### ABOUT THIS TASK
From the listing below, return each line that includes "active".

### MATERIAL TO PROCESS
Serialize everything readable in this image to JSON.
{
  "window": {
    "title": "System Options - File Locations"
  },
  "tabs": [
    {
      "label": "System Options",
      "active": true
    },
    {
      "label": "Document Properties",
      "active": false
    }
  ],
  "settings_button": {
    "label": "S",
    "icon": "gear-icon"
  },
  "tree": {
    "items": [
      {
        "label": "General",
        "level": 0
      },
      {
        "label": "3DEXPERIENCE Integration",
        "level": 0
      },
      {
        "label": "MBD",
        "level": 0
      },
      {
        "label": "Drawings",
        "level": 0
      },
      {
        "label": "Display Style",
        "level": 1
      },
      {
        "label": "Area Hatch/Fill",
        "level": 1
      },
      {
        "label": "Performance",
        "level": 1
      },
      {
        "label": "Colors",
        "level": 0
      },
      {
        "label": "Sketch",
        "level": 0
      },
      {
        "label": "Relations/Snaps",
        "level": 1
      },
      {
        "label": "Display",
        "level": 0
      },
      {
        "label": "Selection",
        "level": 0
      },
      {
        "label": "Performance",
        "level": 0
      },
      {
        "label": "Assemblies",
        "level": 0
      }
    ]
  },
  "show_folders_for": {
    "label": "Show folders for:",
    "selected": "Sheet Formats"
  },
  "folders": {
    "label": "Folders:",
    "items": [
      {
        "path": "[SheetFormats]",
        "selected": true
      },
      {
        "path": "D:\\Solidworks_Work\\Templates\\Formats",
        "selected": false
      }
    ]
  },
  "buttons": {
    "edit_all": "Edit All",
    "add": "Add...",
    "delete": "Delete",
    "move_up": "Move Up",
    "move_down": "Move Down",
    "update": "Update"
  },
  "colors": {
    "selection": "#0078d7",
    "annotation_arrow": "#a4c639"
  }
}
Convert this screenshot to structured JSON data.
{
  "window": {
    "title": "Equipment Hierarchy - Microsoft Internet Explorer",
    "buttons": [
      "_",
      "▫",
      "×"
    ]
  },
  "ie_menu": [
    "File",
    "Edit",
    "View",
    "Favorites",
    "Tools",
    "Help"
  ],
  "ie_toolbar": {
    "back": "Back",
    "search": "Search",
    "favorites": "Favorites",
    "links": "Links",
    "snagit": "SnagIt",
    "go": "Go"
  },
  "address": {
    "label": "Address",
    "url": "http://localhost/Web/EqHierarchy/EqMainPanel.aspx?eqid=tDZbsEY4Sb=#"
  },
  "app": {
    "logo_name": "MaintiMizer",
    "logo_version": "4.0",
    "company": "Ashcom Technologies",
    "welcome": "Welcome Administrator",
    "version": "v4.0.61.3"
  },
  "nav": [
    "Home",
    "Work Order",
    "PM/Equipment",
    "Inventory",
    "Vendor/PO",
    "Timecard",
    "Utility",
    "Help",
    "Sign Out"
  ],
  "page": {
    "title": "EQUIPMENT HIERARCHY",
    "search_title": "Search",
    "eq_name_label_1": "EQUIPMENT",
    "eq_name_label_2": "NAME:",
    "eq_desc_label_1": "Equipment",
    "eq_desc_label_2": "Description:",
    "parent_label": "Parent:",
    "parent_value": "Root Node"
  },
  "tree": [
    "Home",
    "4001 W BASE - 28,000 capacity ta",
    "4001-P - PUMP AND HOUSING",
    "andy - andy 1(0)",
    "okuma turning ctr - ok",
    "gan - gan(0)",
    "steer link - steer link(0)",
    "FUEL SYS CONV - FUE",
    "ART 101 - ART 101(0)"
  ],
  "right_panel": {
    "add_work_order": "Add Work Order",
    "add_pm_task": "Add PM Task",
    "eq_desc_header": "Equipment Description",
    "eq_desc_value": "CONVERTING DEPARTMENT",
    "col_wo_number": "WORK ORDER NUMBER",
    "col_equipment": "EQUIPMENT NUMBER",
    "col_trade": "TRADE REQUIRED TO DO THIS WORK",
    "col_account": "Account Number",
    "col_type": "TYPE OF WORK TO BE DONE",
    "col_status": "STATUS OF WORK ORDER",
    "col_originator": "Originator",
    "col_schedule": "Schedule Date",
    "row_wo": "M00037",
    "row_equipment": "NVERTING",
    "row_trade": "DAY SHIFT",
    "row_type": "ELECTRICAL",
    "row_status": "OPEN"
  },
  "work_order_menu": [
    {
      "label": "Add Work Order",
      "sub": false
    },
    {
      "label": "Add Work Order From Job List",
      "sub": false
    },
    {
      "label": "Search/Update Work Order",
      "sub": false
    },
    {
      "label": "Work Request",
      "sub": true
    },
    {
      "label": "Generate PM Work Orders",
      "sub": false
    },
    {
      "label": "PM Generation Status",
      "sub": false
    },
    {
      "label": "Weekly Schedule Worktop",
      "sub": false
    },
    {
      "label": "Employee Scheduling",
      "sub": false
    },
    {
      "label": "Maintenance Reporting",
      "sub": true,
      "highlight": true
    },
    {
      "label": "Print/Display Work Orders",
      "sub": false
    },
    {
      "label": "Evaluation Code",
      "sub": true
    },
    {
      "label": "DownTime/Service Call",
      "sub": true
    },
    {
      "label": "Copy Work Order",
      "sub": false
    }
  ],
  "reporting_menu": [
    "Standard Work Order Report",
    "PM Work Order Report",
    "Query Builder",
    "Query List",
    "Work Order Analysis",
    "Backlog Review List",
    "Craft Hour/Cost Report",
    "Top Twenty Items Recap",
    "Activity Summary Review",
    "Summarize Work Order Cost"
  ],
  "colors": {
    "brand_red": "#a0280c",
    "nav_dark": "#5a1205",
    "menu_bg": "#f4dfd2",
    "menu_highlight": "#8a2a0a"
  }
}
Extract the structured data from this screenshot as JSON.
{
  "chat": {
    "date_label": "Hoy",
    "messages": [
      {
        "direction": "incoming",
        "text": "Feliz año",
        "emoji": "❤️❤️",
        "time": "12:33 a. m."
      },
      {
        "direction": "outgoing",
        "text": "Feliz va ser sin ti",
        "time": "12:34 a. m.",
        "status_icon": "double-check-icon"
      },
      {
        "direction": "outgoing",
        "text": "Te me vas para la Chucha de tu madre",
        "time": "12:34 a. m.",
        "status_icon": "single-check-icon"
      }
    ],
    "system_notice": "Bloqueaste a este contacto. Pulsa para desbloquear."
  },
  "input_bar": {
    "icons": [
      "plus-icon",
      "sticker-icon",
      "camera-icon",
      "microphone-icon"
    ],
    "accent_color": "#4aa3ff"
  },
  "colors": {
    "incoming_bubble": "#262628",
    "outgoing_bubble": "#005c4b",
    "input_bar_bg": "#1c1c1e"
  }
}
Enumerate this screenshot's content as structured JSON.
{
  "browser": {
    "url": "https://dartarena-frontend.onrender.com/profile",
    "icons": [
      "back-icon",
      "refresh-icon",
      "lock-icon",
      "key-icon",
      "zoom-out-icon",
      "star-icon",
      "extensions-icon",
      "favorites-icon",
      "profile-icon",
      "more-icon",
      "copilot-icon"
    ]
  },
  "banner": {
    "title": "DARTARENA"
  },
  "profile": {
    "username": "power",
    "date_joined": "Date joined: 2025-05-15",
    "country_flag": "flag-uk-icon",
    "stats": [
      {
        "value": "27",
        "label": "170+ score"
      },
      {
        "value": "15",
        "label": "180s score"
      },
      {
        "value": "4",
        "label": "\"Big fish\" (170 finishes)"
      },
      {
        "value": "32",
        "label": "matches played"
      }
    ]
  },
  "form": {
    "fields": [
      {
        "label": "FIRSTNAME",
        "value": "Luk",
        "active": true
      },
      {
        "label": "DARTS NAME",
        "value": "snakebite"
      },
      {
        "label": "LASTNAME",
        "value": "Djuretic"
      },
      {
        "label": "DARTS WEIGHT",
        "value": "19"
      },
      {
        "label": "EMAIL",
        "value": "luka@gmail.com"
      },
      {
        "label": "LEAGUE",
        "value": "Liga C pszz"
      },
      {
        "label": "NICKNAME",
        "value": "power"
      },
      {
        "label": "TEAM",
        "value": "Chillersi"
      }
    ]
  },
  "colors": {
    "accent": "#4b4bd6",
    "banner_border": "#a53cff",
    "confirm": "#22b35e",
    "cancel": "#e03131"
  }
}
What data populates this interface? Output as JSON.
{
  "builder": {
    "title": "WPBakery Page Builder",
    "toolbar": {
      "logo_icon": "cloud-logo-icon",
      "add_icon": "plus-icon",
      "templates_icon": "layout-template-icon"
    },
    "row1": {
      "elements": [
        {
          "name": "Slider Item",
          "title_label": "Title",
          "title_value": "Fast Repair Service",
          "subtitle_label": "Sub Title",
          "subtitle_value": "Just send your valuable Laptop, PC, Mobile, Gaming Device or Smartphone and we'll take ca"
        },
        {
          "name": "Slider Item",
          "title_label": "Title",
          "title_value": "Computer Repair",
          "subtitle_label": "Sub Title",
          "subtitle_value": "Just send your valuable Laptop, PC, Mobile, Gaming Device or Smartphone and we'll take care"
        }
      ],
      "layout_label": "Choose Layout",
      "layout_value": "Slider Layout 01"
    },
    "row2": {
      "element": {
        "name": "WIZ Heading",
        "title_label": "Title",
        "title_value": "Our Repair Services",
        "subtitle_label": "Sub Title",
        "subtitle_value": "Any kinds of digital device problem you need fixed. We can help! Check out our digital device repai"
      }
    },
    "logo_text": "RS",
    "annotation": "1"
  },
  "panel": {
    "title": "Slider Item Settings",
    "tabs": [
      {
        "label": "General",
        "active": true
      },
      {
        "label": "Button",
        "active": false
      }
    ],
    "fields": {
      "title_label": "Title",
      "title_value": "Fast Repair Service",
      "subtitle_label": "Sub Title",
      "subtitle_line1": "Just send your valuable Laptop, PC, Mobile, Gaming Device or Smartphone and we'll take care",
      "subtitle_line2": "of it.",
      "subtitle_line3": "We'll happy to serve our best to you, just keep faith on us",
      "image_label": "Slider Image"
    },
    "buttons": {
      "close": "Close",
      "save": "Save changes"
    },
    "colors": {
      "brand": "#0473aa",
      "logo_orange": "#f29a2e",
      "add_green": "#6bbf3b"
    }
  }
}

### RESPONSE AREA
      "active": true
      "active": false
        "active": true
        "active": true
        "active": false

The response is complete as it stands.